0
We're unable to sign you in at this time. Please try again in a few minutes.
Retry
We were able to sign you in, but your subscription(s) could not be found. Please try again in a few minutes.
Retry
There may be a problem with your account. Please contact the AMA Service Center to resolve this issue.
Contact the AMA Service Center:
Telephone: 1 (800) 262-2350 or 1 (312) 670-7827  *   Email: subscriptions@jamanetwork.com
Error Message ......
Correspondence |

Allergic Contact Dermatitis After Postsurgical Repair With 2-Octylcyanoacrylate

Chad M. Hivnor, MD; Matthew L. Hudkins, MD
Arch Dermatol. 2008;144(6):814-815. doi:10.1001/archderm.144.6.814.
Text Size: A A A
Published online

Extract

The traditional techniques for closure of traumatic and surgical wounds (suture, staple, and adhesive tape) expanded in 1998 when the US Food and Drug Administration approved the use of 2-octylcyanoacrylate topical skin adhesive (Dermabond; Ethicon Inc, Somerville, New Jersey). This was the first commercially available cyanoacrylate tissue adhesive in the United States. Cyanoacrylates are widely used as adhesives in metal, glass, rubber, and plastic work, for example ethylcyanoacrylate (Krazy Glue; Krazy Glue, Columbus, Ohio). They are also used in dentistry and as adhesives in nail cosmesis. Although rare, cases of allergic contact dermatitis secondary to cyanoacrylate use have been reported. These cases primarily involved hairdressers, manicurists, and dental staff.14 To our knowledge, we present herein the first reported case of allergic contact dermatitis in a patient with an operative repair using Dermabond.

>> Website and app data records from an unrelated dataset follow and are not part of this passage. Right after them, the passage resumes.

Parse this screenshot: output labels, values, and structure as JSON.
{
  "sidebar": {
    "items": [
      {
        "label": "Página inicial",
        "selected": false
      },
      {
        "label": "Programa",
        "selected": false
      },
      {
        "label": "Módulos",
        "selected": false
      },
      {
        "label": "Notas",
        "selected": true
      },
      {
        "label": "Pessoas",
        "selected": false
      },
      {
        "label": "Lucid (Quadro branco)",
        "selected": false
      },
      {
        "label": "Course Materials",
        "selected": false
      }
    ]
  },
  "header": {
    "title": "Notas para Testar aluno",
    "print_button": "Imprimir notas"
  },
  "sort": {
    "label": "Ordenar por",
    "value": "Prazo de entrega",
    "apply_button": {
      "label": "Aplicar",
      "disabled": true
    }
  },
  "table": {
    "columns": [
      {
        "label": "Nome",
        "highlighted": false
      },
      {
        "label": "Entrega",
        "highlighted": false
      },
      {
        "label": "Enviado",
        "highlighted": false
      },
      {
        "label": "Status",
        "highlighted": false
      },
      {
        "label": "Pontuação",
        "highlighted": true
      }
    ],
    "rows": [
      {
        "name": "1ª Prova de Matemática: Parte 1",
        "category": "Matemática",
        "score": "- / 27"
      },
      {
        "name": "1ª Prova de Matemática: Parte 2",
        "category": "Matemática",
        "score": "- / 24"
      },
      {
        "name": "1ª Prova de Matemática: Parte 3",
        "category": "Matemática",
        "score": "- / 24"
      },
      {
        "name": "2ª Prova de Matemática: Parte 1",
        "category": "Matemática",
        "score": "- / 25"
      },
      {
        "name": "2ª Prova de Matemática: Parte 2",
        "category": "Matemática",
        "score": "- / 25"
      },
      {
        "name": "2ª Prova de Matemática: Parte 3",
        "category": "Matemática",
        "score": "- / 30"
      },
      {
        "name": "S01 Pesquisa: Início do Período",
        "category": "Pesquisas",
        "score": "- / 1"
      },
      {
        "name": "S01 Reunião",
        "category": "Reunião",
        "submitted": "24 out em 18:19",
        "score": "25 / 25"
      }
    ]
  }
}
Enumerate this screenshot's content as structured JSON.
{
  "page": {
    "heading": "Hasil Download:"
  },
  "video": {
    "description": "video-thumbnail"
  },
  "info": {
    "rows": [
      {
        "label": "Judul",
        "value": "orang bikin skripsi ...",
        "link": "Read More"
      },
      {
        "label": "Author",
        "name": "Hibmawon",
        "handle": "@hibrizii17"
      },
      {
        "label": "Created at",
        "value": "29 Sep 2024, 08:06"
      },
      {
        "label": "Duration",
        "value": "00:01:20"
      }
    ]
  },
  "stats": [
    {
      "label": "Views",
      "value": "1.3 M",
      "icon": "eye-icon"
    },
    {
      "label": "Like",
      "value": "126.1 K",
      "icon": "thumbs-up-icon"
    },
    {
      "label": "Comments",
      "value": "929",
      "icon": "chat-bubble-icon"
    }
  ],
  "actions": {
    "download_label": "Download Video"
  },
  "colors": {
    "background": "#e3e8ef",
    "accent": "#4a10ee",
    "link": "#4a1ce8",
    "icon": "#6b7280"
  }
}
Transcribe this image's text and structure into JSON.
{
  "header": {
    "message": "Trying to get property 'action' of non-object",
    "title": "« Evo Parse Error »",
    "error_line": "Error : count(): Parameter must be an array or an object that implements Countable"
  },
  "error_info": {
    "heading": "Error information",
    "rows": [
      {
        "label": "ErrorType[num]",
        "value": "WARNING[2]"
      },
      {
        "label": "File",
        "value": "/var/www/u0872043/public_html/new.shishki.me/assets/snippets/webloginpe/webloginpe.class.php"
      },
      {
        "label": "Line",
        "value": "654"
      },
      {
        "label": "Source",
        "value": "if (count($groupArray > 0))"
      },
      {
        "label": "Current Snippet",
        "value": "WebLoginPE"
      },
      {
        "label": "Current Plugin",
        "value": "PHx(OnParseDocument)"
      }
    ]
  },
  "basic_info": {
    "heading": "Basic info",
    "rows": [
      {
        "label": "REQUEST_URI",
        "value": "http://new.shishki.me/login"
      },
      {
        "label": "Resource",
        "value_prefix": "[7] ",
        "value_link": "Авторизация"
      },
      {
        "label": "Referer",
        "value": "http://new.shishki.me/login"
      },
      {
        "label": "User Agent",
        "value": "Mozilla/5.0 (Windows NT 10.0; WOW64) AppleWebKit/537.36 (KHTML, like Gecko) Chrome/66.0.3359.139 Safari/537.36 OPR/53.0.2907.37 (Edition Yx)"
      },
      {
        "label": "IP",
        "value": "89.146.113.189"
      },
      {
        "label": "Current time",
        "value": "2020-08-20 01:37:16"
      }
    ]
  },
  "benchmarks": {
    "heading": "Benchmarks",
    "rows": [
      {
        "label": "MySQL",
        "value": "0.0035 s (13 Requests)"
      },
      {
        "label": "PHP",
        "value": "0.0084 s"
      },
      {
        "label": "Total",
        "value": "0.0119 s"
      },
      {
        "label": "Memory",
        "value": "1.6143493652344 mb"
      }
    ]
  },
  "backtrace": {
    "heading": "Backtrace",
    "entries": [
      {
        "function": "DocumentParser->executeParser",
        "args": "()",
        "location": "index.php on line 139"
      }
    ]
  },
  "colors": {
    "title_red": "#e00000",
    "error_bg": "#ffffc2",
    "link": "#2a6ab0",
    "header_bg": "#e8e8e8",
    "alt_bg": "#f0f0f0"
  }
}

Figures in this Article

Sign in

Purchase Options

• Buy this article
• Subscribe to the journal
• Rent this article ?

First Page Preview

View Large
First page PDF preview

Figures

Place holder to copy figure label and caption
Figure 1.

Note the erythematous and eczematous linearity directly over the superficial closure sites where the 2-octylcyanoacrylate was placed.

Graphic Jump Location
Place holder to copy figure label and caption
Figure 2.

Itchy, not painful, linear red papules that arose 2 days after application of 2-octylcyanoacrylate on the forearm (left side) with an interesting “kissing” lesion on the bicep (right side).

Graphic Jump Location

Tables

References

Correspondence

CME
Also Meets CME requirements for:
Browse CME for all U.S. States
Accreditation Information
The American Medical Association is accredited by the Accreditation Council for Continuing Medical Education to provide continuing medical education for physicians. The AMA designates this journal-based CME activity for a maximum of 1 AMA PRA Category 1 CreditTM per course. Physicians should claim only the credit commensurate with the extent of their participation in the activity. Physicians who complete the CME course and score at least 80% correct on the quiz are eligible for AMA PRA Category 1 CreditTM.
Note: You must get at least of the answers correct to pass this quiz.
Please click the checkbox indicating that you have read the full article in order to submit your answers.
Your answers have been saved for later.
You have not filled in all the answers to complete this quiz
The following questions were not answered:
Sorry, you have unsuccessfully completed this CME quiz with a score of
The following questions were not answered correctly:
Commitment to Change (optional):
Indicate what change(s) you will implement in your practice, if any, based on this CME course.
Your quiz results:
The filled radio buttons indicate your responses. The preferred responses are highlighted
For CME Course: A Proposed Model for Initial Assessment and Management of Acute Heart Failure Syndromes
Indicate what changes(s) you will implement in your practice, if any, based on this CME course.

Multimedia

Some tools below are only available to our subscribers or users with an online account.

242 Views
18 Citations
×

Sign in

Purchase Options

• Buy this article
• Subscribe to the journal
• Rent this article ?

Related Content

Customize your page view by dragging & repositioning the boxes below.

Articles Related By Topic
Related Collections
PubMed Articles
Jobs
brightcove.createExperiences();